The talk took place in the newly refurbished chapel, which, until recently, was in dire need of repair. Now, it’s an optimistic, bright space. Highgate is sadly neglected when it comes to funding, relying heavily on volunteers despite being one of the most beautiful places one is ever likely to see. The whole Highgate cemetery area is quiet and green – very ‘un-London’. It’s always a surprise to catch a glimpse of The Gherkin in the polluted horizon. I wonder if Lizzie would be pleased to know her body rests in such a peaceful spot. Christina, I’m sure, would be relieved. “O grave, where is thy victory?”

Although she was at the cemetery in the morning, Jan Marsh wasn’t able to make it to the talk, which is a shame, as I’d love the opportunity to tell her how important her writing has been to me. On a personal note, Dante Gabriel Rossetti is my absolute overwhelming passion. Even after a BA and an MA, with a PhD on the backburner, it’s difficult for me to talk about him and his work without becoming insufferable. I once turned a corner in the Fitzwilliam museum to find Rossetti’s 1882 Joan of Arc, and promptly had to pivot and faint on a bench. (Apparently, Stendhal syndrome does exist). He’s important – I’ll leave it at that.

Was Lizzie’s death a suicide? I’m unconvinced. But moreover, I don’t believe it’s the detail we should fix Lizzie’s life around. Yes, she died young and she died troubled, but she left an indelible imprint on British art and aesthetics. She was a skilled satirist and frequently reduced Algernon ‘sado-masochism’ Swinburne to giggles. She was a quick learner and impressed the major artistic players of the day, not as a novelty, but as a figure in her own right. She delighted in collecting the Oriental china the Aesthetes were so wild about. Her Christian faith was important to her. She was human.

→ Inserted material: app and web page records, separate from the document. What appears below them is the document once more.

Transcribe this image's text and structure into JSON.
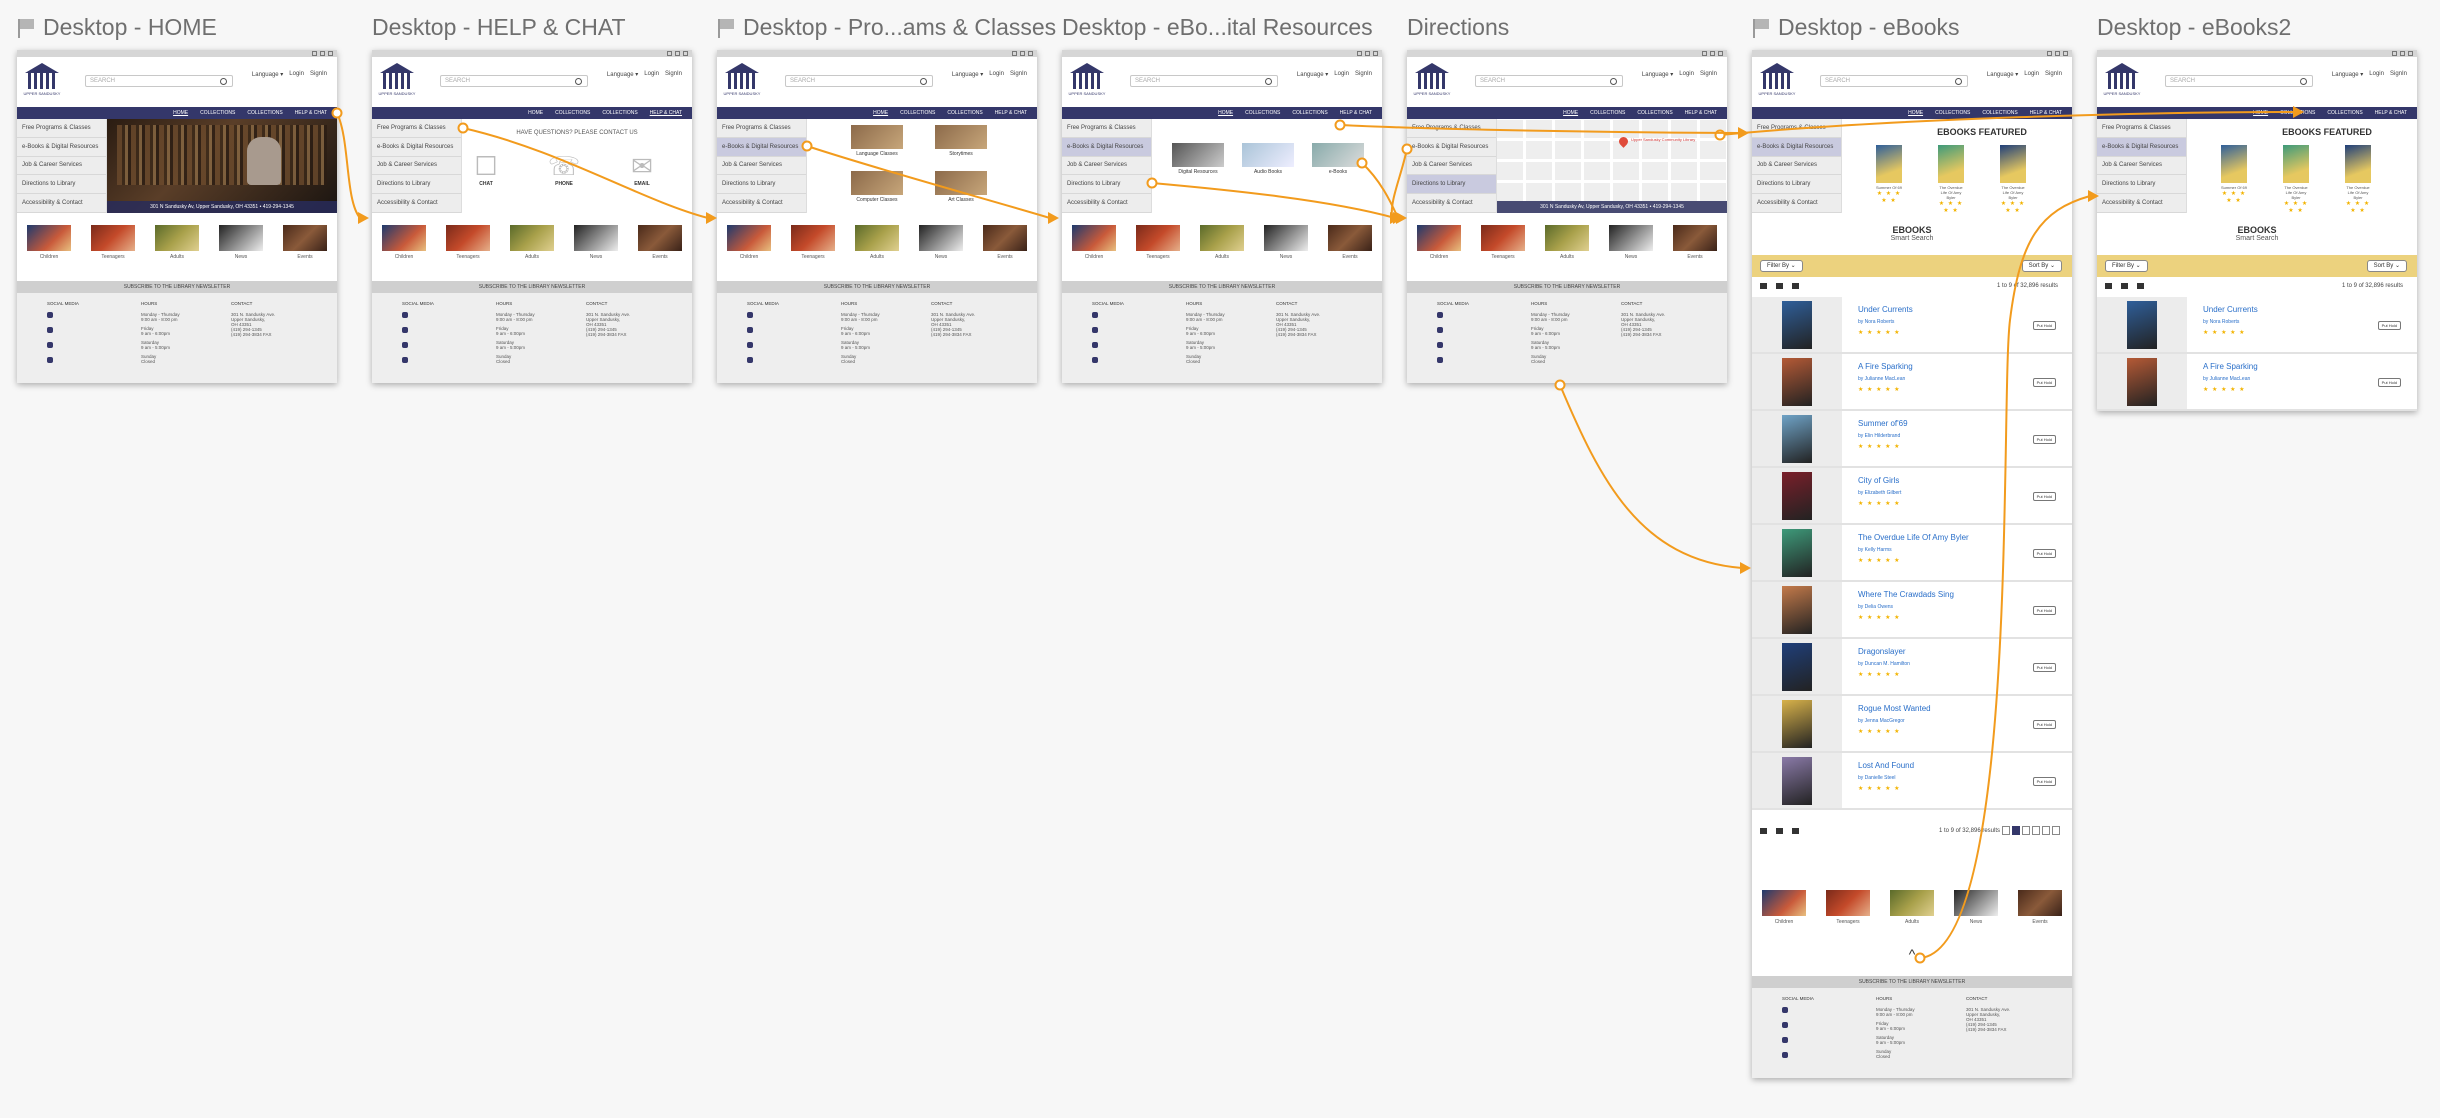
{
  "artboards": [
    {
      "title": "Desktop - HOME",
      "flag": true,
      "variant": "home",
      "active_nav": 0
    },
    {
      "title": "Desktop - HELP & CHAT",
      "flag": false,
      "variant": "help",
      "active_nav": 3
    },
    {
      "title": "Desktop - Pro...ams & Classes",
      "flag": true,
      "variant": "programs",
      "active_side": 1
    },
    {
      "title": "Desktop - eBo...ital Resources",
      "flag": false,
      "variant": "eresources",
      "active_side": 1
    },
    {
      "title": "Directions",
      "flag": false,
      "variant": "directions",
      "active_side": 3
    },
    {
      "title": "Desktop - eBooks",
      "flag": true,
      "variant": "ebooks",
      "active_side": 1
    },
    {
      "title": "Desktop - eBooks2",
      "flag": false,
      "variant": "ebooks2",
      "active_side": 1
    }
  ],
  "header": {
    "search_placeholder": "SEARCH",
    "language": "Language ▾",
    "login": "Login",
    "signin": "SignIn",
    "logo_text": "UPPER SANDUSKY"
  },
  "nav": [
    "HOME",
    "COLLECTIONS",
    "COLLECTIONS",
    "HELP & CHAT"
  ],
  "sidebar": [
    "Free Programs & Classes",
    "e-Books & Digital Resources",
    "Job & Career Services",
    "Directions to Library",
    "Accessibility & Contact"
  ],
  "address": "301 N Sandusky Av, Upper Sandusky, OH 43351 • 419-294-1345",
  "help": {
    "heading": "HAVE QUESTIONS? PLEASE CONTACT US",
    "options": [
      "CHAT",
      "PHONE",
      "EMAIL"
    ]
  },
  "programs": [
    "Language Classes",
    "Storytimes",
    "Computer Classes",
    "Art Classes"
  ],
  "eresources": [
    "Digital Resources",
    "Audio Books",
    "e-Books"
  ],
  "map_label": "Upper Sandusky Community Library",
  "categories": [
    "Children",
    "Teenagers",
    "Adults",
    "News",
    "Events"
  ],
  "subscribe": "SUBSCRIBE TO THE LIBRARY NEWSLETTER",
  "footer": {
    "social": "SOCIAL MEDIA",
    "hours": "HOURS",
    "contact": "CONTACT",
    "hours_lines": [
      "Monday - Thursday",
      "9:00 am - 8:00 pm",
      "Friday",
      "9 am - 6:00pm",
      "Saturday",
      "9 am - 5:00pm",
      "Sunday",
      "Closed"
    ],
    "contact_lines": [
      "301 N. Sandusky Ave.",
      "Upper Sandusky,",
      "OH 43351",
      "(419) 294-1345",
      "(419) 294-3834 FAX"
    ]
  },
  "ebooks": {
    "featured_heading": "EBOOKS FEATURED",
    "featured": [
      {
        "title": "Summer Of 69"
      },
      {
        "title": "The Overdue Life Of Amy Byler"
      },
      {
        "title": "The Overdue Life Of Amy Byler"
      }
    ],
    "smart_title": "EBOOKS",
    "smart_sub": "Smart Search",
    "filter_by": "Filter By ⌄",
    "sort_by": "Sort By ⌄",
    "results": "1 to 9 of 32,896 results",
    "hold": "Put Hold",
    "stars": "★ ★ ★ ★ ★",
    "books": [
      {
        "title": "Under Currents",
        "author": "by Nora Roberts",
        "color": "#2f5f9a"
      },
      {
        "title": "A Fire Sparking",
        "author": "by Julianne MacLean",
        "color": "#b55a36"
      },
      {
        "title": "Summer of'69",
        "author": "by Elin Hilderbrand",
        "color": "#6fa3c7"
      },
      {
        "title": "City of Girls",
        "author": "by Elizabeth Gilbert",
        "color": "#7a1f2a"
      },
      {
        "title": "The Overdue Life Of Amy Byler",
        "author": "by Kelly Harms",
        "color": "#3e9a7a"
      },
      {
        "title": "Where The Crawdads Sing",
        "author": "by Delia Owens",
        "color": "#c47a4a"
      },
      {
        "title": "Dragonslayer",
        "author": "by Duncan M. Hamilton",
        "color": "#1f3f7a"
      },
      {
        "title": "Rogue Most Wanted",
        "author": "by Jenna MacGregor",
        "color": "#d8b24a"
      },
      {
        "title": "Lost And Found",
        "author": "by Danielle Steel",
        "color": "#8a7aa8"
      }
    ]
  },
  "colors": {
    "primary": "#34376a",
    "flow": "#f29b1d",
    "filterbar": "#ecd27e",
    "link": "#2a6fc9"
  }
}
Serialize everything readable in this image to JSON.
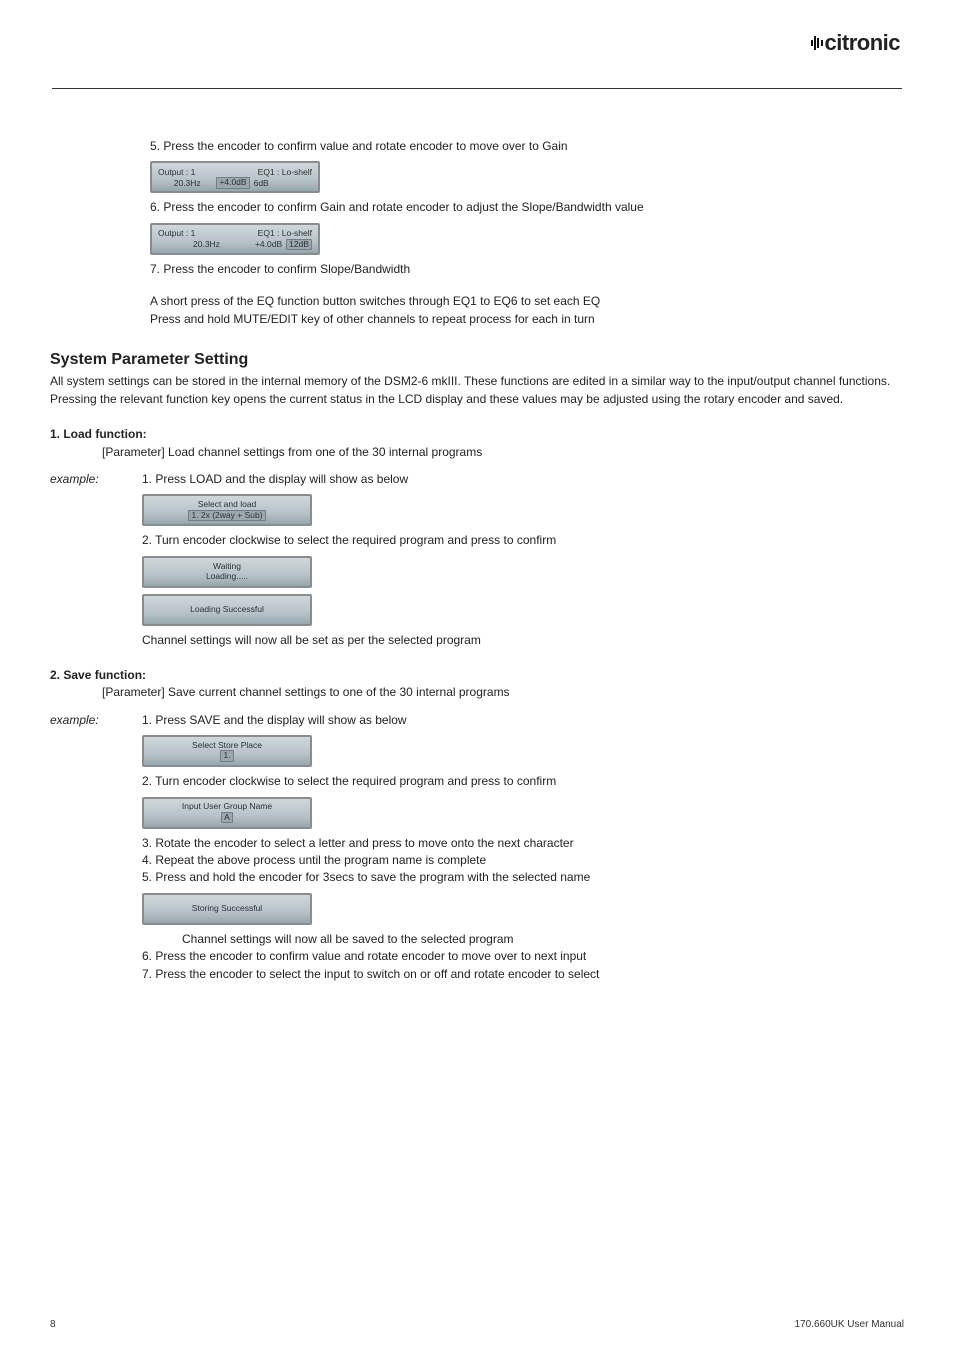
{
  "brand": "citronic",
  "steps_top": {
    "s5": "5. Press the encoder to confirm value and rotate encoder to move over to Gain",
    "lcd1": {
      "row1_left": "Output : 1",
      "row1_right": "EQ1 : Lo-shelf",
      "row2_left": "20.3Hz",
      "row2_mid": "+4.0dB",
      "row2_right": "6dB"
    },
    "s6": "6. Press the encoder to confirm Gain and rotate encoder to adjust the Slope/Bandwidth value",
    "lcd2": {
      "row1_left": "Output : 1",
      "row1_right": "EQ1 : Lo-shelf",
      "row2_left": "20.3Hz",
      "row2_mid": "+4.0dB",
      "row2_right": "12dB"
    },
    "s7": "7. Press the encoder to confirm Slope/Bandwidth",
    "note1": "A short press of the EQ function button switches through EQ1 to EQ6 to set each EQ",
    "note2": "Press and hold MUTE/EDIT key of other channels to repeat process for each in turn"
  },
  "sys_heading": "System Parameter Setting",
  "sys_para": "All system settings can be stored in the internal memory of the DSM2-6 mkIII. These functions are edited in a similar way to the input/output channel functions. Pressing the relevant function key opens the current status in the LCD display and these values may be adjusted using the rotary encoder and saved.",
  "load": {
    "h": "1. Load function:",
    "param": "[Parameter] Load channel settings from one of the 30 internal programs",
    "example_label": "example:",
    "s1": "1. Press LOAD and the display will show as below",
    "lcd1_l1": "Select and load",
    "lcd1_l2": "1. 2x (2way + Sub)",
    "s2": "2. Turn encoder clockwise to select the required program and press to confirm",
    "lcd2_l1": "Waiting",
    "lcd2_l2": "Loading.....",
    "lcd3_l1": "Loading Successful",
    "end": "Channel settings will now all be set as per the selected program"
  },
  "save": {
    "h": "2. Save function:",
    "param": "[Parameter] Save current channel settings to one of the 30 internal programs",
    "example_label": "example:",
    "s1": "1. Press SAVE and the display will show as below",
    "lcd1_l1": "Select Store Place",
    "lcd1_l2": "1.",
    "s2": "2. Turn encoder clockwise to select the required program and press to confirm",
    "lcd2_l1": "Input User Group Name",
    "lcd2_l2": "A",
    "s3": "3. Rotate the encoder to select a letter and press to move onto the next character",
    "s4": "4. Repeat the above process until the program name is complete",
    "s5": "5. Press and hold the encoder for 3secs to save the program with the selected name",
    "lcd3_l1": "Storing Successful",
    "end": "Channel settings will now all be saved to the selected program",
    "s6": "6. Press the encoder to confirm value and rotate encoder to move over to next input",
    "s7": "7. Press the encoder to select the input to switch on or off and rotate encoder to select"
  },
  "footer": {
    "page": "8",
    "manual": "170.660UK User Manual"
  }
}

Overall, it was heartening to see so many people gathering together yesterday to honour Lizzie by keeping a more accurate image of her alive, even after all these years. As one of the talk’s organisers reassured me as we prepared to step out into the snow: “We look after her”.


*Turn to the late Ken Russell’s hilarious Dante’s Inferno for zombie-Lizzie rising from her coffin and Oliver Reed as Rossetti scrambling across boulders to escape.


The new Highgate Cemetery website is soon to launch, with a list of upcoming events. I highly recommend becoming a member of the society, not only because funding is vital to the cemetery’s survival, but because the newsletters are a taphophile’s dream.

Share Button